== Segment start ==
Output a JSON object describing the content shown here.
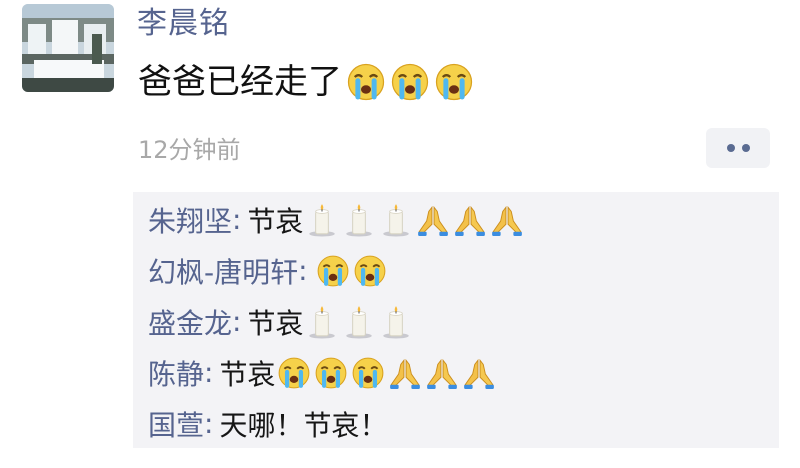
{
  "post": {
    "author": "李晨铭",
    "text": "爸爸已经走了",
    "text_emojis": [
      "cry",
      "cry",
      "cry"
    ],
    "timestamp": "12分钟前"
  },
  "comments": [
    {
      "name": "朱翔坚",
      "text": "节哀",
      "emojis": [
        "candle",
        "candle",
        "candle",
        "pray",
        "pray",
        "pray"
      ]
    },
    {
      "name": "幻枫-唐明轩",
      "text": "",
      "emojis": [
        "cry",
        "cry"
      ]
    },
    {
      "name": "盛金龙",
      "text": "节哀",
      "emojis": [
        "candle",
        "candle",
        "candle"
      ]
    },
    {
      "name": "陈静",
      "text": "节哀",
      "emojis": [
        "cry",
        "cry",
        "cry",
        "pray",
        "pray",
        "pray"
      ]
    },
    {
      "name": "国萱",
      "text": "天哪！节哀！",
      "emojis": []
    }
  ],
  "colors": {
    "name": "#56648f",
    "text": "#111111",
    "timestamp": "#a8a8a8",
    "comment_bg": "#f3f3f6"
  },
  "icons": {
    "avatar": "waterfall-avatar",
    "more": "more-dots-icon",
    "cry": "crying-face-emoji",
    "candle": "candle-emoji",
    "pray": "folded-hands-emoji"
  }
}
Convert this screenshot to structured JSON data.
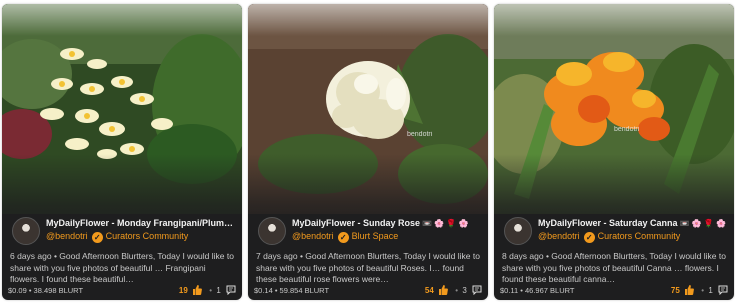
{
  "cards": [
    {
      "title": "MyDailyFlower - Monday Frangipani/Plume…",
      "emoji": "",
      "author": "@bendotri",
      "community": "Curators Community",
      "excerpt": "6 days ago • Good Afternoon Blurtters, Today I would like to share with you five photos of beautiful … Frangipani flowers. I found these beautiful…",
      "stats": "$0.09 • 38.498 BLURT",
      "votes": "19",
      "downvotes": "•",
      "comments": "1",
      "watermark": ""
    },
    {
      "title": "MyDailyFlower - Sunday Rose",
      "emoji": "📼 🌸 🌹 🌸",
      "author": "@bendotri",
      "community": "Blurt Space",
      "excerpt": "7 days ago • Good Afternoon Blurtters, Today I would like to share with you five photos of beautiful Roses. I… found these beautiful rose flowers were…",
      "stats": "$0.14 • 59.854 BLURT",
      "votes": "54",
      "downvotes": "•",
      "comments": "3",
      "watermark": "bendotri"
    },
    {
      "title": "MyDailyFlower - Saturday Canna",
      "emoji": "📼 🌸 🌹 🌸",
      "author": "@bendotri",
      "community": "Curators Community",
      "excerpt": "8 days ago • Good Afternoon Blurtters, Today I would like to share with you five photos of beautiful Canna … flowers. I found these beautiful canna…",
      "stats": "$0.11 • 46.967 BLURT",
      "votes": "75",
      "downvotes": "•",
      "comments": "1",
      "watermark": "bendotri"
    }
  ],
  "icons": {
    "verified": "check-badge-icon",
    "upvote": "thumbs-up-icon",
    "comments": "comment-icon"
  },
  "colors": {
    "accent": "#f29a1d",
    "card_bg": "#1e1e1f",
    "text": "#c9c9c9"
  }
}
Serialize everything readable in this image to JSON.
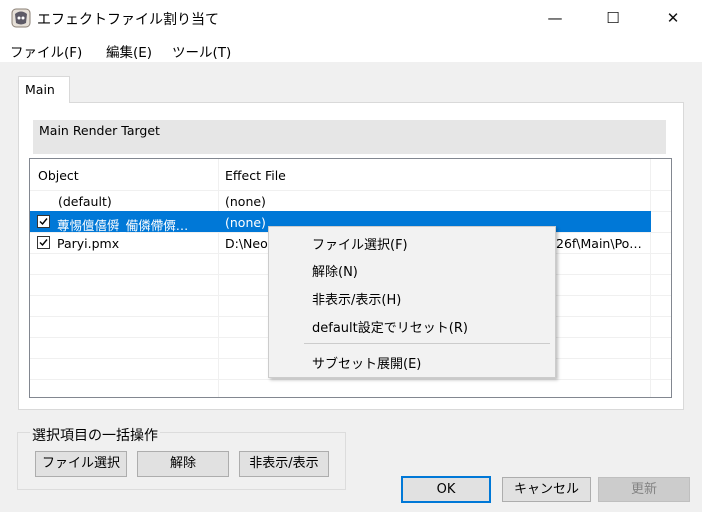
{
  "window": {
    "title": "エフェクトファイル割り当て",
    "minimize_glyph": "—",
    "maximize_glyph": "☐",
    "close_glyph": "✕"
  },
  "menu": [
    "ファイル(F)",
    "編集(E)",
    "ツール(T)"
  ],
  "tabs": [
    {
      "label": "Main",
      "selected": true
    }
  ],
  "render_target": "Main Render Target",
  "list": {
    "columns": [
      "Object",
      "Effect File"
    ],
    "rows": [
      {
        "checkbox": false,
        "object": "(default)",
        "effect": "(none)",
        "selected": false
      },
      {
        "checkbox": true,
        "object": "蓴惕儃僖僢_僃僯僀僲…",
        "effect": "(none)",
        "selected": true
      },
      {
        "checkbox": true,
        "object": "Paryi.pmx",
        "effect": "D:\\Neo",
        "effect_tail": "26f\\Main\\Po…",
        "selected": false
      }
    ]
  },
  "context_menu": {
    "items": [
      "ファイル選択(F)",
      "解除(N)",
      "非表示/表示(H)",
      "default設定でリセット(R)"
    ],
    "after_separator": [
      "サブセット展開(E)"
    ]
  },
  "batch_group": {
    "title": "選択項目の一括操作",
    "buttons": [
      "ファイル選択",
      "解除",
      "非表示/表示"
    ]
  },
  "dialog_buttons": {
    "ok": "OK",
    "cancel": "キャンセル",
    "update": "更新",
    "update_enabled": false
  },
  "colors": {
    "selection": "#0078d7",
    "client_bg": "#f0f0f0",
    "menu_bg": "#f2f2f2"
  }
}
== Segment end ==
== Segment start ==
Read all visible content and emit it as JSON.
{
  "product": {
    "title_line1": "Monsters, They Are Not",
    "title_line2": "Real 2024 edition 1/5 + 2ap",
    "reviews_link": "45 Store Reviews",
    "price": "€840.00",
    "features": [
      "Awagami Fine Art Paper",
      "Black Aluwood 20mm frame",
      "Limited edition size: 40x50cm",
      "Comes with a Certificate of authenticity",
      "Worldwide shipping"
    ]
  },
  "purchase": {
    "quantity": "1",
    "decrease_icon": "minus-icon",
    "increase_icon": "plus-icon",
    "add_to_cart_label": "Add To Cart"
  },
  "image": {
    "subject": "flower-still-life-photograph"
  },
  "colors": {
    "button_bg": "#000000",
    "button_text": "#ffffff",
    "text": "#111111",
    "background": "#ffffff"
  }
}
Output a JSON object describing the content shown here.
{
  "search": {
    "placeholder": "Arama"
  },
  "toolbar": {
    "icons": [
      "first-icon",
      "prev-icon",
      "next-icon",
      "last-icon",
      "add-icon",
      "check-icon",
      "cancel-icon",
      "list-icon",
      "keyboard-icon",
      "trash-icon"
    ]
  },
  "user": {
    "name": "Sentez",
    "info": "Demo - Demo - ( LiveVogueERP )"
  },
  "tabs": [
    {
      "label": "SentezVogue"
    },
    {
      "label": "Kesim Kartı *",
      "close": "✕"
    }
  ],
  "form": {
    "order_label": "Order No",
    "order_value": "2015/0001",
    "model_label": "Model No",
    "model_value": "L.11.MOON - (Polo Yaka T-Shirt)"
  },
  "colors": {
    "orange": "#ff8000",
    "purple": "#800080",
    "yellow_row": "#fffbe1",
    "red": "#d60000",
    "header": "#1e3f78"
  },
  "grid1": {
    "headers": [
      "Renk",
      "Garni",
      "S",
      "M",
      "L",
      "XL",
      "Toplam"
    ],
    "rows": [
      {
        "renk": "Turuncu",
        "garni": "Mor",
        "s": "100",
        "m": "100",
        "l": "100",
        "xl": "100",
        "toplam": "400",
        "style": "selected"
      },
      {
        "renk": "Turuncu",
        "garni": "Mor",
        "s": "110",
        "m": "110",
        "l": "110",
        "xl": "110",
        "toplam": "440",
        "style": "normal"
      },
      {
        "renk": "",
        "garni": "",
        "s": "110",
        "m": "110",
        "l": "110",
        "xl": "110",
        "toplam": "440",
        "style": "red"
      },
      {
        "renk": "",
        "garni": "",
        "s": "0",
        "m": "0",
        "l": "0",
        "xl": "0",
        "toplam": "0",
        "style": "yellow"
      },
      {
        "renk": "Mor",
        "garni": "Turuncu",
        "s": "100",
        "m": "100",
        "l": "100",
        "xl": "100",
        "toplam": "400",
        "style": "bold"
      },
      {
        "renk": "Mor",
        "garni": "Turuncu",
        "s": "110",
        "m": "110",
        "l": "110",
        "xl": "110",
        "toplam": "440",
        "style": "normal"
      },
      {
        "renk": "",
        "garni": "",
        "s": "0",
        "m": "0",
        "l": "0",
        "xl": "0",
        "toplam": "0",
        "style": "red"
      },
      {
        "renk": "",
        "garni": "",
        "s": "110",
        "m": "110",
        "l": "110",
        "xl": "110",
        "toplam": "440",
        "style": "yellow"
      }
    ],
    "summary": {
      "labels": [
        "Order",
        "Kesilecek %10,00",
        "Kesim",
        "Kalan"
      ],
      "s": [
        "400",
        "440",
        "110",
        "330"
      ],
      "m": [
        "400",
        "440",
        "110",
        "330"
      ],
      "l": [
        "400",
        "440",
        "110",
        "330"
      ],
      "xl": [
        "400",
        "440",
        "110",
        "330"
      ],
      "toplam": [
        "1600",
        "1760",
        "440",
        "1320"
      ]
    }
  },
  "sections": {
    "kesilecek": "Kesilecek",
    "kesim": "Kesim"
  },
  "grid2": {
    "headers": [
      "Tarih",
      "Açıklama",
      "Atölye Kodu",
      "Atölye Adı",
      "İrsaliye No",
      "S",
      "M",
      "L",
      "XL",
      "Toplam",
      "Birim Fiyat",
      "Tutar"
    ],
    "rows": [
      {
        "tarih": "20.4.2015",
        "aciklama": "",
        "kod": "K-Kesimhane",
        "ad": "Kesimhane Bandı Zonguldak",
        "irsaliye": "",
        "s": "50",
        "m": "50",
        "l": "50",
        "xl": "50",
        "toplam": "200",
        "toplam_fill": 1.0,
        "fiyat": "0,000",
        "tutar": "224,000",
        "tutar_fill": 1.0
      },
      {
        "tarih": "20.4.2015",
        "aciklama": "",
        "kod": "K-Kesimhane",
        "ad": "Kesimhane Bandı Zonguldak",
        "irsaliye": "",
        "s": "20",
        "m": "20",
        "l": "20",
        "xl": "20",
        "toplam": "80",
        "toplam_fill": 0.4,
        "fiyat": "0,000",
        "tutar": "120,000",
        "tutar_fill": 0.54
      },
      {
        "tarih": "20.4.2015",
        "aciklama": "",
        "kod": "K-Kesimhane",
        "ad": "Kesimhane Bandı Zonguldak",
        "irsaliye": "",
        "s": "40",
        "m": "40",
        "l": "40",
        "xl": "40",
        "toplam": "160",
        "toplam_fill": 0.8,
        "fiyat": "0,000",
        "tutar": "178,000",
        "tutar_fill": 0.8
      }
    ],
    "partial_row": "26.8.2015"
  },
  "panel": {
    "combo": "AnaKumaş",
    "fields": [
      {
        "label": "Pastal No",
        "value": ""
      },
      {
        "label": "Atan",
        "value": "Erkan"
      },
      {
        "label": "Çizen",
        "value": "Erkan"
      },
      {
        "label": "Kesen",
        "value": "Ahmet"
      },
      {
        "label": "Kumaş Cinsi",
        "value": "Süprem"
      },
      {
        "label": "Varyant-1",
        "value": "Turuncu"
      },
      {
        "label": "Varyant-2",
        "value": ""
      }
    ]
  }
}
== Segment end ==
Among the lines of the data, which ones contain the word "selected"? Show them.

      "selected": true
        "selected": false
        "selected": true
        "selected": false
        "style": "selected"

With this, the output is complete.